## [EXERCISE BRIEF]
An identical copy of the listing below is all the answer should contain.

GIVEN DATA section start

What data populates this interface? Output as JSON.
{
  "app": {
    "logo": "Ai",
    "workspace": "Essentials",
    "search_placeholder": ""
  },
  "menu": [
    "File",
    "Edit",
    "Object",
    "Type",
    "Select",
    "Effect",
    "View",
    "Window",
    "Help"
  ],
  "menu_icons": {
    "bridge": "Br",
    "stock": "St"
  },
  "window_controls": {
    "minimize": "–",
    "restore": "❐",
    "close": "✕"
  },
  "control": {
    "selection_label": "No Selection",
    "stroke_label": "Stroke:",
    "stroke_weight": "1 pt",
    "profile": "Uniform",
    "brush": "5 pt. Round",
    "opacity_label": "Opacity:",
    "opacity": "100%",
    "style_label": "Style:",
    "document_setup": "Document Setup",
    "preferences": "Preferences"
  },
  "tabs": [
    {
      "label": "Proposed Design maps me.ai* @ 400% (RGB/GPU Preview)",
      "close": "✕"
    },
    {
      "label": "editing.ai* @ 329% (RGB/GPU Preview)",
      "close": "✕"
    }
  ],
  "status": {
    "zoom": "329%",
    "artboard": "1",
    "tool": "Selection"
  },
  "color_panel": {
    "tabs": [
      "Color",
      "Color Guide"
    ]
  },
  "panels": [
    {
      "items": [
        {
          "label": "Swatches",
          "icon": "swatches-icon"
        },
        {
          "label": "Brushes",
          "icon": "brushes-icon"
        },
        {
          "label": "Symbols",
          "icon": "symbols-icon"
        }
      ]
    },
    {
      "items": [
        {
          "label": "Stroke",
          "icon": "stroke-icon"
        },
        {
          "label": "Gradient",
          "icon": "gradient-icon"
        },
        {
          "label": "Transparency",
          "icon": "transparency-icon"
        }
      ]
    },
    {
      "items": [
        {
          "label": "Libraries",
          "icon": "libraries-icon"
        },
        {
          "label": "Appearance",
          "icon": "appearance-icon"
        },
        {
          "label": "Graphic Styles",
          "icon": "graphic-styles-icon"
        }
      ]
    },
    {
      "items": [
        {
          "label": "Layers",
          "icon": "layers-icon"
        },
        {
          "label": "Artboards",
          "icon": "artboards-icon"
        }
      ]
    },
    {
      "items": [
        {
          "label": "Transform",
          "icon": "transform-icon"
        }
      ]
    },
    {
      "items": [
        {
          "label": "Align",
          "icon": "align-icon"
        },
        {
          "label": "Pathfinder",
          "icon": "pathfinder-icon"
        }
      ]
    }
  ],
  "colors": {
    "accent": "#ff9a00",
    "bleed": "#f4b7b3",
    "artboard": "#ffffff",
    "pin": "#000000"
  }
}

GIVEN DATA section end

## [FINAL ANSWER]
What data populates this interface? Output as JSON.
{
  "app": {
    "logo": "Ai",
    "workspace": "Essentials",
    "search_placeholder": ""
  },
  "menu": [
    "File",
    "Edit",
    "Object",
    "Type",
    "Select",
    "Effect",
    "View",
    "Window",
    "Help"
  ],
  "menu_icons": {
    "bridge": "Br",
    "stock": "St"
  },
  "window_controls": {
    "minimize": "–",
    "restore": "❐",
    "close": "✕"
  },
  "control": {
    "selection_label": "No Selection",
    "stroke_label": "Stroke:",
    "stroke_weight": "1 pt",
    "profile": "Uniform",
    "brush": "5 pt. Round",
    "opacity_label": "Opacity:",
    "opacity": "100%",
    "style_label": "Style:",
    "document_setup": "Document Setup",
    "preferences": "Preferences"
  },
  "tabs": [
    {
      "label": "Proposed Design maps me.ai* @ 400% (RGB/GPU Preview)",
      "close": "✕"
    },
    {
      "label": "editing.ai* @ 329% (RGB/GPU Preview)",
      "close": "✕"
    }
  ],
  "status": {
    "zoom": "329%",
    "artboard": "1",
    "tool": "Selection"
  },
  "color_panel": {
    "tabs": [
      "Color",
      "Color Guide"
    ]
  },
  "panels": [
    {
      "items": [
        {
          "label": "Swatches",
          "icon": "swatches-icon"
        },
        {
          "label": "Brushes",
          "icon": "brushes-icon"
        },
        {
          "label": "Symbols",
          "icon": "symbols-icon"
        }
      ]
    },
    {
      "items": [
        {
          "label": "Stroke",
          "icon": "stroke-icon"
        },
        {
          "label": "Gradient",
          "icon": "gradient-icon"
        },
        {
          "label": "Transparency",
          "icon": "transparency-icon"
        }
      ]
    },
    {
      "items": [
        {
          "label": "Libraries",
          "icon": "libraries-icon"
        },
        {
          "label": "Appearance",
          "icon": "appearance-icon"
        },
        {
          "label": "Graphic Styles",
          "icon": "graphic-styles-icon"
        }
      ]
    },
    {
      "items": [
        {
          "label": "Layers",
          "icon": "layers-icon"
        },
        {
          "label": "Artboards",
          "icon": "artboards-icon"
        }
      ]
    },
    {
      "items": [
        {
          "label": "Transform",
          "icon": "transform-icon"
        }
      ]
    },
    {
      "items": [
        {
          "label": "Align",
          "icon": "align-icon"
        },
        {
          "label": "Pathfinder",
          "icon": "pathfinder-icon"
        }
      ]
    }
  ],
  "colors": {
    "accent": "#ff9a00",
    "bleed": "#f4b7b3",
    "artboard": "#ffffff",
    "pin": "#000000"
  }
}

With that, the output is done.